I know it hurts. But it's going to hurt a LOT more if your son is getting plastic surgery on his face.


Dear G.:
Growling is a sign of aggression. Since you don't know everything about your dog's ancestors, you don't know what she's capable of. It could be that, though she was a good dog to have around when your son was a newborn, she may not be a good fit for your son now. I guess the issue for you and your husband is, is keeping the dog and going through behavior modification to retrain the dog really worth the time and money (and would it work, and would your son be safe during the retraining?), or would it be easier to find another home for the dog and start all over with a puppy from a reputable breeder? Food for thought: my oldest son, at eighteen months, accidentally fell on a setter of ours, and with my husband and I right there, the dog attacked our son and clawed and bit his face. I don't even want to imagine what would have happened if we hadn't been right there. He doesn't remember the incident, but today, at age 25, he still has a little scar.
Good Luck,
J. H.

The dog has got to go. I have had two sons bitten by dogs.
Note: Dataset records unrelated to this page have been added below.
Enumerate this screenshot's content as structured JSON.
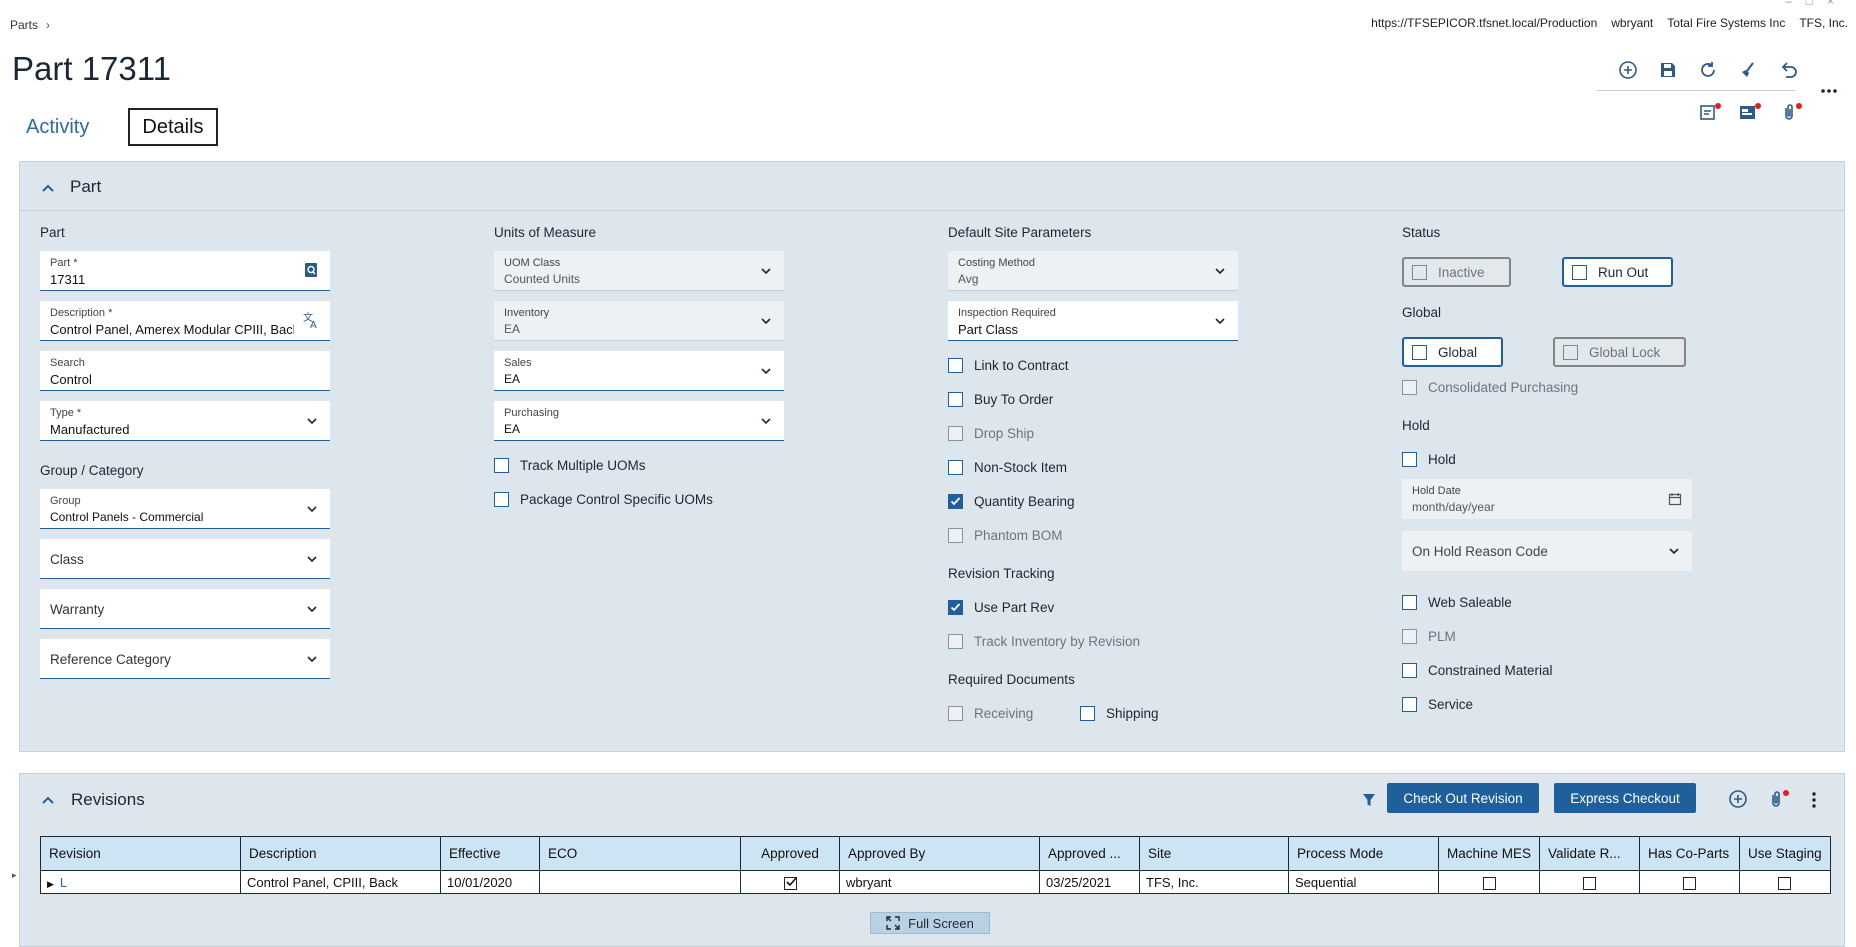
{
  "breadcrumb": {
    "root": "Parts",
    "sep": "›"
  },
  "userbar": {
    "url": "https://TFSEPICOR.tfsnet.local/Production",
    "user": "wbryant",
    "company": "Total Fire Systems Inc",
    "site": "TFS, Inc."
  },
  "page": {
    "title": "Part 17311"
  },
  "tabs": {
    "activity": "Activity",
    "details": "Details"
  },
  "toolbar": {
    "icons": [
      "add-new-icon",
      "save-icon",
      "refresh-icon",
      "clear-icon",
      "undo-icon",
      "more-icon",
      "notes-icon",
      "card-icon",
      "attachment-icon"
    ]
  },
  "part_panel": {
    "title": "Part",
    "col1": {
      "section_part": "Part",
      "part_label": "Part *",
      "part_value": "17311",
      "desc_label": "Description *",
      "desc_value": "Control Panel, Amerex Modular CPIII, Back",
      "search_label": "Search",
      "search_value": "Control",
      "type_label": "Type *",
      "type_value": "Manufactured",
      "section_group": "Group / Category",
      "group_label": "Group",
      "group_value": "Control Panels - Commercial",
      "class_placeholder": "Class",
      "warranty_placeholder": "Warranty",
      "refcat_placeholder": "Reference Category"
    },
    "col2": {
      "section": "Units of Measure",
      "uomclass_label": "UOM Class",
      "uomclass_value": "Counted Units",
      "inventory_label": "Inventory",
      "inventory_value": "EA",
      "sales_label": "Sales",
      "sales_value": "EA",
      "purchasing_label": "Purchasing",
      "purchasing_value": "EA",
      "track_multiple": "Track Multiple UOMs",
      "package_control": "Package Control Specific UOMs"
    },
    "col3": {
      "section": "Default Site Parameters",
      "costing_label": "Costing Method",
      "costing_value": "Avg",
      "inspection_label": "Inspection Required",
      "inspection_value": "Part Class",
      "link_contract": "Link to Contract",
      "buy_to_order": "Buy To Order",
      "drop_ship": "Drop Ship",
      "non_stock": "Non-Stock Item",
      "quantity_bearing": "Quantity Bearing",
      "phantom_bom": "Phantom BOM",
      "section_revision": "Revision Tracking",
      "use_part_rev": "Use Part Rev",
      "track_inv_rev": "Track Inventory by Revision",
      "section_docs": "Required Documents",
      "receiving": "Receiving",
      "shipping": "Shipping"
    },
    "col4": {
      "section_status": "Status",
      "inactive": "Inactive",
      "run_out": "Run Out",
      "section_global": "Global",
      "global": "Global",
      "global_lock": "Global Lock",
      "consolidated": "Consolidated Purchasing",
      "section_hold": "Hold",
      "hold": "Hold",
      "hold_date_label": "Hold Date",
      "hold_date_value": "month/day/year",
      "hold_reason_placeholder": "On Hold Reason Code",
      "web_saleable": "Web Saleable",
      "plm": "PLM",
      "constrained": "Constrained Material",
      "service": "Service"
    }
  },
  "revisions": {
    "title": "Revisions",
    "check_out": "Check Out Revision",
    "express_checkout": "Express Checkout",
    "columns": [
      "Revision",
      "Description",
      "Effective",
      "ECO",
      "Approved",
      "Approved By",
      "Approved ...",
      "Site",
      "Process Mode",
      "Machine MES",
      "Validate R...",
      "Has Co-Parts",
      "Use Staging"
    ],
    "rows": [
      {
        "revision": "L",
        "description": "Control Panel, CPIII, Back",
        "effective": "10/01/2020",
        "eco": "",
        "approved": true,
        "approved_by": "wbryant",
        "approved_date": "03/25/2021",
        "site": "TFS, Inc.",
        "process_mode": "Sequential",
        "machine_mes": false,
        "validate": false,
        "has_coparts": false,
        "use_staging": false
      }
    ],
    "full_screen": "Full Screen"
  }
}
My 15 yr old was bit in the face by a dog when he was 7 years old and still has the scar on his face. My 17 month old baby was bitten on the head by a dog we had gotten for my 15 yr old. If the dog is growling at the baby......it is only a matter of time before your beautiful baby is bitten...or even your friends child. Do not allow any children to be around this dog....the dog is not fond of children and since it can not talk....the growl is its only way of letting you know that it doesnt care for the children. That is ok....that doesnt mean that it is a bad dog...It would be a great dog...for someone who doesnt have small children. We had an Akita for many years and they are very stubborn dogs.....beautiful dogs..but not for children. Please...dont allow babies around the dog...I would hate to see something happen that would ultimnately end in the dog paying the price for the incident. The dog is letting you know it doesnt like this by growling..please listen.

PLEASE do not wait any longer and get rid of your dog!! I speak from experience. There is an issue of dominance going on in your house and when your dog growls he is exerting his dominance over your son.

The dog I had for 11 years began growling at my son right around the time that my son got mobile. One morning last April the dog went after my son and bit and scratched him in the face. We were so lucky the wounds were only superficial.

It's inevidable. Please find a safe place for your dog to go out of your house.


I would try to keep the dog out of the room whenever your son is having floor time. And definitely take the dog to an obedience training class, something that would work on problems with little kids or babies. A trained and resbonsible instructor should be able to help and tell you realistically if the problem can be fixed or if you need to find a new home for the dog.

I have a dog that is also kinda like yours. Ours doesn't like to be laid on and we growl too. Basically try to explain to your lil one that the doggie doesn't like people laying on him or her. Other than that just keep a very close eye on your dog when they are around your lil one just to make sure that everything is ok.

Required Fields

Our records show that we already have a Mamapedia or Mamasource account created for you under the email address you entered.

Please enter your Mamapedia or Mamasource password to continue signing in.

Required Fields

, you’re almost done...

Since this is the first time you are logging in to Mamapedia with Facebook Connect, please provide the following information so you can participate in the Mamapedia community.

As a member, you’ll receive optional email newsletters and community updates sent to you from Mamapedia, and your email address will never be shared with third parties.

By clicking "Continue to Mamapedia", I agree to the Mamapedia Terms & Conditions and Privacy Policy.